-- TASK DETAILS --
Identify each line in the records below that contains the word "content", and copy it.

-- THE DATA --
=== Section Start ===

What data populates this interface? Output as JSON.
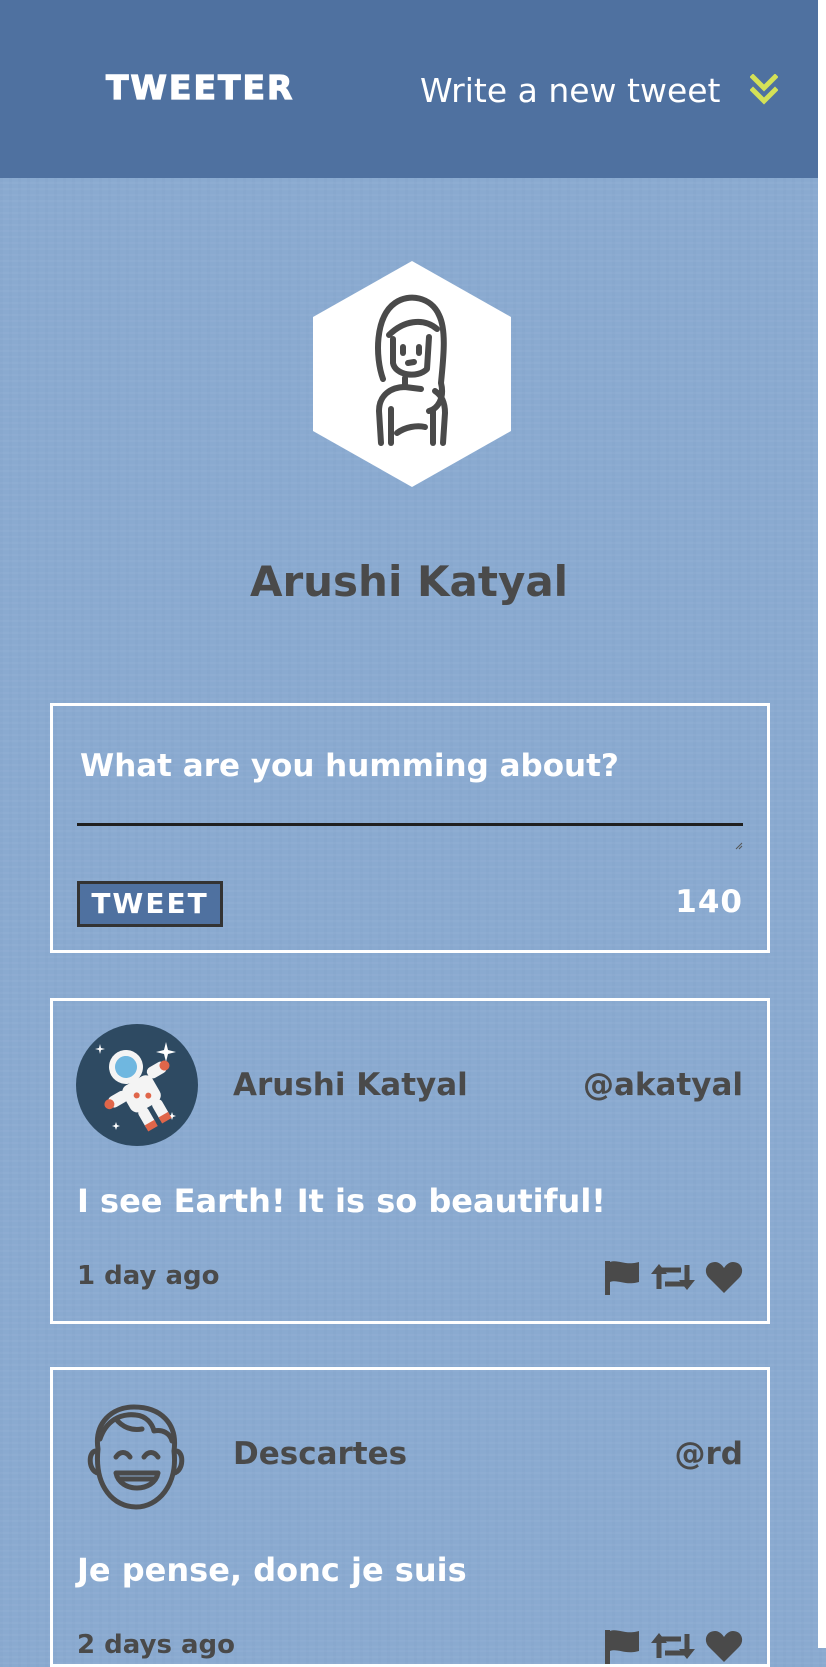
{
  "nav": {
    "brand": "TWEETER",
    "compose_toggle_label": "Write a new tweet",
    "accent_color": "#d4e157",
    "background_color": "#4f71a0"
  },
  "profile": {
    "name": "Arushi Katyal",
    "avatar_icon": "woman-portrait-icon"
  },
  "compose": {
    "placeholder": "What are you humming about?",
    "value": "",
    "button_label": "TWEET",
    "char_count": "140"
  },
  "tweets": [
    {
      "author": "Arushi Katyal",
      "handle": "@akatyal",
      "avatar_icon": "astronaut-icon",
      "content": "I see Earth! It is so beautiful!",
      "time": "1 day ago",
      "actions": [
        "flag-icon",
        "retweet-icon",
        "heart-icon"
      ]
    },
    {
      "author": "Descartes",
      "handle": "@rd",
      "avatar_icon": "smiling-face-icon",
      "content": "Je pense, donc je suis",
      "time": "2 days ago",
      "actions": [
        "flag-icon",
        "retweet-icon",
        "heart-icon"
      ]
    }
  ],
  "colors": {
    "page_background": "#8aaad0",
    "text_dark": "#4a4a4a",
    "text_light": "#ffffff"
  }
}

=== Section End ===
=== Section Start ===

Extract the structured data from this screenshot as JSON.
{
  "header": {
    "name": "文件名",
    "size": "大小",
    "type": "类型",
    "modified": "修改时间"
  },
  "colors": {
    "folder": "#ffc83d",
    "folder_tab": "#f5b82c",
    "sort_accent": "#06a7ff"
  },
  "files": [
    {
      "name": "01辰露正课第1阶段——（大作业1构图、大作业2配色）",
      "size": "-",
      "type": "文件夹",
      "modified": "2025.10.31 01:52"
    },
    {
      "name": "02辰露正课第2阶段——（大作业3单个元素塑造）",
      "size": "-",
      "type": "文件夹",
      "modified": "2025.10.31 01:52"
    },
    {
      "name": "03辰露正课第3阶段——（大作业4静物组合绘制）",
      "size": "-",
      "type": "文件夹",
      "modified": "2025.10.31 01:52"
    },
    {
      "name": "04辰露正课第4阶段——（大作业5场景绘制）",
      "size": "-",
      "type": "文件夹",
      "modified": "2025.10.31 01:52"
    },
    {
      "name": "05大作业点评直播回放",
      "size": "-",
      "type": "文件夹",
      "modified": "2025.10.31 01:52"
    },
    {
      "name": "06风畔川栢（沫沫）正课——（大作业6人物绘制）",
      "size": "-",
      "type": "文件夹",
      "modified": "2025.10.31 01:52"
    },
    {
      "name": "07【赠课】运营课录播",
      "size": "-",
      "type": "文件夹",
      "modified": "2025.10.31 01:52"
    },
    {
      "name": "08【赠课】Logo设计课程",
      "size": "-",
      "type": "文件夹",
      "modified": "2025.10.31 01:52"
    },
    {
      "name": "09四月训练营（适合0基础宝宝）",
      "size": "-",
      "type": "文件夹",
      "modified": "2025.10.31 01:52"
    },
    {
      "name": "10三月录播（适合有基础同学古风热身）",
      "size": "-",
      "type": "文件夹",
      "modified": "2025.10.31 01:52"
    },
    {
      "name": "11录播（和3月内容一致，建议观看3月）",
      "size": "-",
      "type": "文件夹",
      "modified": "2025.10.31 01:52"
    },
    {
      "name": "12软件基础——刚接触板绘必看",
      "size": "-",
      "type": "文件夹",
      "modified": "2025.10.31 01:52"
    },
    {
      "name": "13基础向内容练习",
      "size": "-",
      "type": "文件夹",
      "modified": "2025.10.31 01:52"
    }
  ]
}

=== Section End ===

-- RESPONSE AREA --
      "content": "I see Earth! It is so beautiful!",
      "content": "Je pense, donc je suis",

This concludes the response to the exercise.